Essay proposals are invited for Teaching Space, Place, and Literature, a volume in the MLA's Options for Teaching series to be edited by Robert T. Tally, Jr. This volume aims to survey a broad expanse of literary critical, theoretical, and historical territory in presenting both an introduction to teaching spatial literary studies and an essential guide to scholarly research being conducted in this burgeoning field. Exploring key topics and pedagogical strategies for teaching issues of space, place, and mapping in literary and cultural studies, this volume will include valuable information for both specialists and nonspecialists in spatiality studies, and the essays should be of interest to teachers of undergraduate- and graduate-level courses.
Panel for the 62nd Annual Meeting of the Renaissance Society of America, Boston, 31 March–2 April 2016.
Papers & panels on all aspects of digital humanities in Eng. studies/pedagogy--literature of all periods/genres; composition, incl. creative & professional writing; communication studies, incl. film. Contact Dr. C. Ernst for complete cfp/details.
E-mail 200-250 word proposals (15.-min. papers), incl. a-v needs. (For identified grad. studs., $200 cash prize for best paper.)
Proposal submission deadline: Aug. 21, 2015, with acceptance notification by Aug. 31. Early-bird response for early submissions.
Diplomatic studies increasingly focus on the cultural and social aspects of diplomatic practice and stress the agency of individuals within international relations.

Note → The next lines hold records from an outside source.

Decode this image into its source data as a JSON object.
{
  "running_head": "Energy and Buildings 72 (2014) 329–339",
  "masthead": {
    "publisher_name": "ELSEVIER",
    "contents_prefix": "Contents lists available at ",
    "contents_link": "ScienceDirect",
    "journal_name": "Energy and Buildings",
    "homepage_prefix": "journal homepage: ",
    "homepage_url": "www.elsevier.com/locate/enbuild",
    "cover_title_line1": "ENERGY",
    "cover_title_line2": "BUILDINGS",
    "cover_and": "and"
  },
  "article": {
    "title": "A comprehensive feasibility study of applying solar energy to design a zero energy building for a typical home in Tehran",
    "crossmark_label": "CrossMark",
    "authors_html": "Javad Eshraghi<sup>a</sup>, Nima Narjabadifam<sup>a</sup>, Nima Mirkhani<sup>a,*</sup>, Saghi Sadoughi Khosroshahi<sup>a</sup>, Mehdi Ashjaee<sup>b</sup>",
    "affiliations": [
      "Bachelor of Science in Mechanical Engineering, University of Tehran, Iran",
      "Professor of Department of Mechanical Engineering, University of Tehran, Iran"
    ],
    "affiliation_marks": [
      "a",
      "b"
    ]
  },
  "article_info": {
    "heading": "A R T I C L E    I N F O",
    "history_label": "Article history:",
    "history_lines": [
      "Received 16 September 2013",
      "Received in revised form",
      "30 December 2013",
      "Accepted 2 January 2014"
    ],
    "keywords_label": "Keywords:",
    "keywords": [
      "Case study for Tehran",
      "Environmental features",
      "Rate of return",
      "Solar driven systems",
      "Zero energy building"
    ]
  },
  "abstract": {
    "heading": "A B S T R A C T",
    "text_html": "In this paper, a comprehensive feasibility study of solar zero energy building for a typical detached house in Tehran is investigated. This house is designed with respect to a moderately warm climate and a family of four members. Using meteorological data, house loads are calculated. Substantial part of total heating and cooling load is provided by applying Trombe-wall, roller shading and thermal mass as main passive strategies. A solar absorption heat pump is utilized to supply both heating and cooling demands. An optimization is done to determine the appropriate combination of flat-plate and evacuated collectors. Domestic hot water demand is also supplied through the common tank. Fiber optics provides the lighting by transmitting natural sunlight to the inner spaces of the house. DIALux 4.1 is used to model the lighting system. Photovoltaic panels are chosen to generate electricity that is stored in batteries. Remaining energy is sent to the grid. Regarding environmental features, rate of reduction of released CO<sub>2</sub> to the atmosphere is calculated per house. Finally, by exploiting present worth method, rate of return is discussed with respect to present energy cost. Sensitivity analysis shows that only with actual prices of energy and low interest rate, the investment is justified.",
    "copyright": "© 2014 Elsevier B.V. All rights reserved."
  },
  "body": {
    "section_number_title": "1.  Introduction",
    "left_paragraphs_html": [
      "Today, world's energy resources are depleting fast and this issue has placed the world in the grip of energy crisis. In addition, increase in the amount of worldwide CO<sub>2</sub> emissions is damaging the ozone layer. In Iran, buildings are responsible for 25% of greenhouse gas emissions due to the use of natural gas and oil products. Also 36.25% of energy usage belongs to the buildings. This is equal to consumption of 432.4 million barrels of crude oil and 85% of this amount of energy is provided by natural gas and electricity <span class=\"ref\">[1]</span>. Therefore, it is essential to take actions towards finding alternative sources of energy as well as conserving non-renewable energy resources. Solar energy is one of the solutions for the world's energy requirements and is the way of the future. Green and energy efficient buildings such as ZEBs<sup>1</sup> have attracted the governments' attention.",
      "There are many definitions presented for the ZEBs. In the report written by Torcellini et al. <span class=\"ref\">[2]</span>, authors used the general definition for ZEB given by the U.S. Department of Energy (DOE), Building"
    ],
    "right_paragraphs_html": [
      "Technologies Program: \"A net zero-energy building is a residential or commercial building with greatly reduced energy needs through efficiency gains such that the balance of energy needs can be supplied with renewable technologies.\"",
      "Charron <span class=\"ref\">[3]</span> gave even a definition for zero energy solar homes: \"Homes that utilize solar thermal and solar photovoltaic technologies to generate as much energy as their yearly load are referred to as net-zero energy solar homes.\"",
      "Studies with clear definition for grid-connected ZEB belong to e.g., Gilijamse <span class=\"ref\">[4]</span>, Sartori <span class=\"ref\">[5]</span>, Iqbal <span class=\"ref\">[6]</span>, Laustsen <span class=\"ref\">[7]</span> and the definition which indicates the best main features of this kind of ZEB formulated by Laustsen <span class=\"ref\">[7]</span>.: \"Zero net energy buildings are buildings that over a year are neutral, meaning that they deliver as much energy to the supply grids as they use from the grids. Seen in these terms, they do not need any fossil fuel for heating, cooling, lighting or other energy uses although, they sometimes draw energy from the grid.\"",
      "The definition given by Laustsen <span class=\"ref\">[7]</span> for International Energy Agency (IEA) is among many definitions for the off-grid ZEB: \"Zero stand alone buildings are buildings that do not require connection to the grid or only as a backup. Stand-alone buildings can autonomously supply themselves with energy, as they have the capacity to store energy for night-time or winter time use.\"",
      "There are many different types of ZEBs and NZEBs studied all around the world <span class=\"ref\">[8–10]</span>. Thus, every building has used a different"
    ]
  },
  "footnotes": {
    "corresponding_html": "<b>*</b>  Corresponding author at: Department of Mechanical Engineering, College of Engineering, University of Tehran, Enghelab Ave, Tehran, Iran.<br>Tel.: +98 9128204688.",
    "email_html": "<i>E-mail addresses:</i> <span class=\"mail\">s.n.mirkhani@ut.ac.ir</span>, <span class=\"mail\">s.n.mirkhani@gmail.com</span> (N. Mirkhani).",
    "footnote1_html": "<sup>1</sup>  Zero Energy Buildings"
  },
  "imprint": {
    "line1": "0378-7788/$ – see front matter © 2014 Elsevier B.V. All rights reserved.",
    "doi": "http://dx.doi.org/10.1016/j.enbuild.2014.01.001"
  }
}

Despite this, many scholars often still investigate within the parameters of national diplomatic corps or explore one end of a bilateral relationship. In contrast, this conference will focus on the cohorts of diplomats sent by different polities to the Habsburgs and Popes to explore the ways in which diplomacy fostered cultural exchange (defined broadly) at early modern courts in this crucial period for the development of the type and scope of diplomatic activity with which early modern rulers engaged.
This panel welcomes papers on the various social, intellectual, or textual networks among authors and consumers of early modern literature and science. This panel seeks to understand what new networks of influence or collaboration we can discover by pairing disparate genres/fields of inquiry in the early modern period. Essentially, this panel asks: how can disparate or shared methods of signification within literary and scientific genres challenge our understanding of the early modern production of knowledge?
Image Matter: Art and Materiality
AAH New Voices Conference
MIRIAD, Manchester Metropolitan University
6 November 2015
Keynote: Professor Carol Mavor (University of Manchester)
Call for Papers
Recent theoretical approaches to early modern literature ranging from ecocriticism to cognitive science have applied the term ecology to discuss the collective relations of persons, beings, and things. This panel seeks to explore the ways in which these collective experiences and portrayals manifest in dramatic works and the spaces in which they were performed, beginning with the establishment of the first commercial theatres and ending with the closure of the playhouses in 1642.
Paper abstracts (under 150 words) and truncated CVs of 300 words (maximum) are due by 4 June 2015. Please submit these materials to Mark Kaethler (firstname.lastname@example.org).
The Apollonian: A Journal of Interdisciplinary Studies
Vol. 2, Issue 2
Reading the Queer in Literature, Film, Culture and Theory
[Journal Issue & Ed. Vol.]
Submissions are invited for the forthcoming issue of "The Apollonian" on the representations of the 'queer' in the various genres and sub-genres of literature, art, cinema, culture, critical theory, philosophy and history. The papers are expected to be scholarly in nature, and yet accessible to a fairly general readership.
Topics may include, but are not limited to:
Philosophy and Poetry (Edited Volume)
This panel seeks interesting and innovative papers in the field of adaptation studies. As Linda Hutcheon writes in A Theory of Adaptation, adapters "are just as likely to want to contest the aesthetic or political values of the adapted text as to pay homage." Our panelists will explore the political uses to which adaptation is put, considering why and how authors adapt specific texts for political purposes. We will consider the possibilities and limitations of using adaptation as a political tool.